Velvet Pile Carpets
A lifetime carpet
Despite the great swing towards twist pile carpets, velvet pile carpets are still the choice of a reduced, but devoted clientele, who believe that no carpet, other than a fine velvet Wilton, is truly carpet. This is the hugely expensive carpet that mother bought, and expected to last for the whole of her married life: and sometimes it did.
The carpet world has changed. Few people expect to live out their lives in one house, so the market for this very high quality material, that was considered to be a lifetime's investment, has dwindled. It's a great shame, because there is nothing quite so beautiful as a properly fitted, high quality, velvet pile carpet: it suggests impeccable taste, and an eye for perfection. The better qualities have a habit of lasting for a generation or more, and when they do eventually wear down, they do so with a sort of dignity that allows them to hang on for years, in a state of faded grandeur. That sounds pompous, but the effect is well known among those who prefer an ancient cashmere sweater with holes, to a shiny new British Home Stores version. The down-side of this up-market part of the carpet world, is price. Top quality wool Wilton carpets were always very expensive: in fact they are cheaper now (relatively) than ever before, but they do seem to cost much more than other carpet styles.
There are several very good reasons for this:
The manufacturing process, which is slow, and fairly labour intensive.
What does all this mean in practical terms?

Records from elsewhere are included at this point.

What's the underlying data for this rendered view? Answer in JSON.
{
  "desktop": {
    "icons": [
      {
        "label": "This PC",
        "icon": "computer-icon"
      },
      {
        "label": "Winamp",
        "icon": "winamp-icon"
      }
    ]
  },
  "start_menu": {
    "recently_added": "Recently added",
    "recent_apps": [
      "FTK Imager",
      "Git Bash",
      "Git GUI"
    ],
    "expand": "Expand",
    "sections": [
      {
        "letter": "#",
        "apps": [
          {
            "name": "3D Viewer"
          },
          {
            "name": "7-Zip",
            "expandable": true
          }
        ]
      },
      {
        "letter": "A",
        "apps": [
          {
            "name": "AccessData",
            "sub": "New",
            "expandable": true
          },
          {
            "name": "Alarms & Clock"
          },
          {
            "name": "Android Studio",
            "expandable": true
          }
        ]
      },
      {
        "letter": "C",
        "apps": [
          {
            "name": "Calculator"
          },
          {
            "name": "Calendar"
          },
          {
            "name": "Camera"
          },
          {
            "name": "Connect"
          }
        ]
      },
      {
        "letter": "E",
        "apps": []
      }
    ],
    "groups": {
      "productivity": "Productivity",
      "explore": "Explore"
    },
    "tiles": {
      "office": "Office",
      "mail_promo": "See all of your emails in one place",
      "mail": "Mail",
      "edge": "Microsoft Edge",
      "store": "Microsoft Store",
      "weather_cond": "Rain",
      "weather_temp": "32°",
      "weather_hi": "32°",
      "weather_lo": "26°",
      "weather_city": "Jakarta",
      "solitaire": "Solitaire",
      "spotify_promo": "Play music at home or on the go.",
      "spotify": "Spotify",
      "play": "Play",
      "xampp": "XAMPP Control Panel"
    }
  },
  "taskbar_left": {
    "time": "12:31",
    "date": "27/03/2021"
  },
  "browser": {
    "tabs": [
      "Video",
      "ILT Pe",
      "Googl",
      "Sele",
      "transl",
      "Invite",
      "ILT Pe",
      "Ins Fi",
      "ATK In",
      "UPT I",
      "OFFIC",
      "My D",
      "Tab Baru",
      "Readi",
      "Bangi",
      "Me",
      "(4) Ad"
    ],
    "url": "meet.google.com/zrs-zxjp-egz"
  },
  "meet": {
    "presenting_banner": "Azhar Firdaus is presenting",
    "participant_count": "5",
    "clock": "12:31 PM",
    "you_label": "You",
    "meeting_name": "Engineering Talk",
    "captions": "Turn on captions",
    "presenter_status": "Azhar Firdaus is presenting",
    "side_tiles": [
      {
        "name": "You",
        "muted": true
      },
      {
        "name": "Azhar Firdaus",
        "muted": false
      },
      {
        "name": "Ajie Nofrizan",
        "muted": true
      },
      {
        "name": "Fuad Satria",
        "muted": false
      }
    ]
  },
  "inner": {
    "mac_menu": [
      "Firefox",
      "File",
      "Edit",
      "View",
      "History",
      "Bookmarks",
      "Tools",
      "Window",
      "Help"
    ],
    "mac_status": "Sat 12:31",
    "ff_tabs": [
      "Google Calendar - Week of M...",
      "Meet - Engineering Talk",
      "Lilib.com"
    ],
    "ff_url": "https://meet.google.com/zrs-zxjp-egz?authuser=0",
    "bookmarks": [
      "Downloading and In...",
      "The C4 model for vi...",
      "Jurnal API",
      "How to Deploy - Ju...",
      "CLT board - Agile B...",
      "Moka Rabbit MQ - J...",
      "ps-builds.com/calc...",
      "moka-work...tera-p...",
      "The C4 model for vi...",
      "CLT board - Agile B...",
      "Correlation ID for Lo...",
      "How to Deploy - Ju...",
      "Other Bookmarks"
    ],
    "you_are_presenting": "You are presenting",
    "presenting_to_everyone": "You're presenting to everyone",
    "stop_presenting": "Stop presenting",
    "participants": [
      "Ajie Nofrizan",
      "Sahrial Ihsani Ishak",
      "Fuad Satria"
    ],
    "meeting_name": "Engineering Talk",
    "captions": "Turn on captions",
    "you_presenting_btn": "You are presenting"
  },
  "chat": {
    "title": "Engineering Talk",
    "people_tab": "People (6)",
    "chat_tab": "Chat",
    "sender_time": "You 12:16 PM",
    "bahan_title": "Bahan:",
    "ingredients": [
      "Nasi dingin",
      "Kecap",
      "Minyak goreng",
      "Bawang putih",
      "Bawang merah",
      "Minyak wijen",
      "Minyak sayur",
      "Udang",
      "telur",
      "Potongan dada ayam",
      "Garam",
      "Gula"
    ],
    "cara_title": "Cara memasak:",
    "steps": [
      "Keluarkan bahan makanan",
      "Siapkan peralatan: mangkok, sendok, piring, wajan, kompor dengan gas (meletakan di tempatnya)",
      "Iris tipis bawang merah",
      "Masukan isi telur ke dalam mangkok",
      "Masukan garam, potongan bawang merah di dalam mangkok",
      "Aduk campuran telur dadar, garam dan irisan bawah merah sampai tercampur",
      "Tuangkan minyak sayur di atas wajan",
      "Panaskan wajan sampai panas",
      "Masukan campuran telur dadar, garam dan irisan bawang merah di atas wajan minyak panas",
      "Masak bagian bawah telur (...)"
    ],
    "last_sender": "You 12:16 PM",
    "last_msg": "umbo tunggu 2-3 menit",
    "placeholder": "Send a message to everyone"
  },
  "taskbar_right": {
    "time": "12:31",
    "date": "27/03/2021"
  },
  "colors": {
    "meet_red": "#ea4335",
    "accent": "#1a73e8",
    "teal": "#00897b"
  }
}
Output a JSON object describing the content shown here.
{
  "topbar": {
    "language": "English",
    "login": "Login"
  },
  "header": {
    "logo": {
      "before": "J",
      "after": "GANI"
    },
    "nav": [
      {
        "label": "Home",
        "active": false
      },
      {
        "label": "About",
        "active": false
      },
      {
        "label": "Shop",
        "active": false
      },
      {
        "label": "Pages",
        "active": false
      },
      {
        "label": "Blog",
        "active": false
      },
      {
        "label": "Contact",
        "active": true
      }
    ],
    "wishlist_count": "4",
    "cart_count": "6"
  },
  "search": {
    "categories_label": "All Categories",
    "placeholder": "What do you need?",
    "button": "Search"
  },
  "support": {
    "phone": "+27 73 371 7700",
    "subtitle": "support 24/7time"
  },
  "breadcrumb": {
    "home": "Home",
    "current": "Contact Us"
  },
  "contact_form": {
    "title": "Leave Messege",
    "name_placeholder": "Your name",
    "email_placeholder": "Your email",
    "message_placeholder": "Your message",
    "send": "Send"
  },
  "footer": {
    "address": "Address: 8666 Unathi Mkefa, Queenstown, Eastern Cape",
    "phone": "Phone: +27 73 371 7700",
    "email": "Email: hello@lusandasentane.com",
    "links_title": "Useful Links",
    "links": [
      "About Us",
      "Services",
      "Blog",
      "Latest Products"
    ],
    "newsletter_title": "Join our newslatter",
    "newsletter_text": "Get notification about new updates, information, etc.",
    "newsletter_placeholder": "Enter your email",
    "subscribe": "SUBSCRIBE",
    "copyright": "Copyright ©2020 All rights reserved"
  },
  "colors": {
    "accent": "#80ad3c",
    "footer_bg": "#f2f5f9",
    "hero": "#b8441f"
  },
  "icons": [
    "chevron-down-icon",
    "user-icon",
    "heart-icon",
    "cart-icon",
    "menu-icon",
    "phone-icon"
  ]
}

If you decide to buy a velvet pile, it is very important to understand that for a given amount of wearability, you must expect to pay more. If you pay the same as you would for (say) a twist pile, you are likely to be disappointed with the appearance, within a short time.
Shading and Pile Reversal
The term shading, describes the colour change, or watermark effect, seen when the pile of the carpet changes direction due to regular use patterns.
We are all creatures of habit, and although we don't necessarily realise it, we tend to place our feet in the same position each time we walk from room to room, so the same tufts of pile are being encouraged into a certain position on each occasion that someone walks over them. The result is a 'shot' or patchy effect - shading. It's an effect that some love, and some loathe. In the experience of the writer, in high quality carpets it looks casually elegant, but in cheap velvets, (of which there are many) it looks bedraggled. It's fair to say that many cheap velvets shade or flatten within weeks, and then seem to wear like iron; which means that they go on looking bedraggled for a long time before they wear out.
Some of the effects of shading are directly attributable to incorrect planning before the installation. Many long-established carpet-planning laws are ignored by or unknown to newcomers to the carpet trade. In some cases, with modern carpet construction, the result may take some years to manifest as shading or premature wear, but velvets are not forgiving of such a lackadaisical approach - the problem will show up very quickly. The planning and installation of velvet carpets are of critical importance - both must be perfect.
Old Wilton carpets were made of wool, which lasted for years and years. Folks in those days wore leather soles on their shoes, which tended to polish the pile surface rather than scuff it. Rubber soles are the best thing that ever happened to carpet manufacturers: their tremendous skid resistance offers wonderful grip, but it also pulls fibres from the carpet Today, 80/20 wool/nylon is the usual mixture, although some of the very finest carpets are still made with 100% wool pile. 80/20 certainly provides more abrasion resistance.
Although there aren't many of them, 50/50 wool/nylon velvet carpets offer some of the 'pop up' resilience of wool, with the abrasion resistance of modern man-made fibres. They are less expensive than carpets with a greater wool content, and when new, look pretty well the same. Without the super resilience of all wool, the construction of the carpet becomes more important. Look for short and tight pile, which falls over less than long and loose pile.
Man-made fibres. Be careful: the best are marvellous, in some ways better than wool, the worst are dreadful. They will stain easily, attract dust due to static build-up, and will flatten completely within weeks.
Intec® Stain-resistance treatment
Many clients have asked about this treatment, and we are now able to offer it as part of our fitting service. When done properly, it is not a cheap addition to the quotation, but it offers greatly increased stain and soiling resistance, and, particularly in the case of light-coloured materials, greater peace of mind. We will be pleased to quote for it as an optional extra.
With the improvement in modern dyestuffs, carpets are very much more resistant to colour fading than they used to be. Nevertheless, no manufacturer offers an absolute guarantee against fading in sunlight. This is perhaps more of a concern when dealing with high quality carpets which may be in place for many years. Sun blinds help.
Velvet pile carpets at John Cooper Carpets
Although the market for velvets has diminished markedly over the past twenty years, we have supplied this material to hundreds of clients who have been delighted with the result. We have the expertise that is essential in the planning and fitting of fine finish piles.
After more than thirty years in Lymington, many customers already know that we also offer the very best quotations. We are not only match the prices of the big city stores: we beat them, and at the same time offer a standard of advice, service, and fitting which is unbeatable. You can shop in the community, and save money at the same time.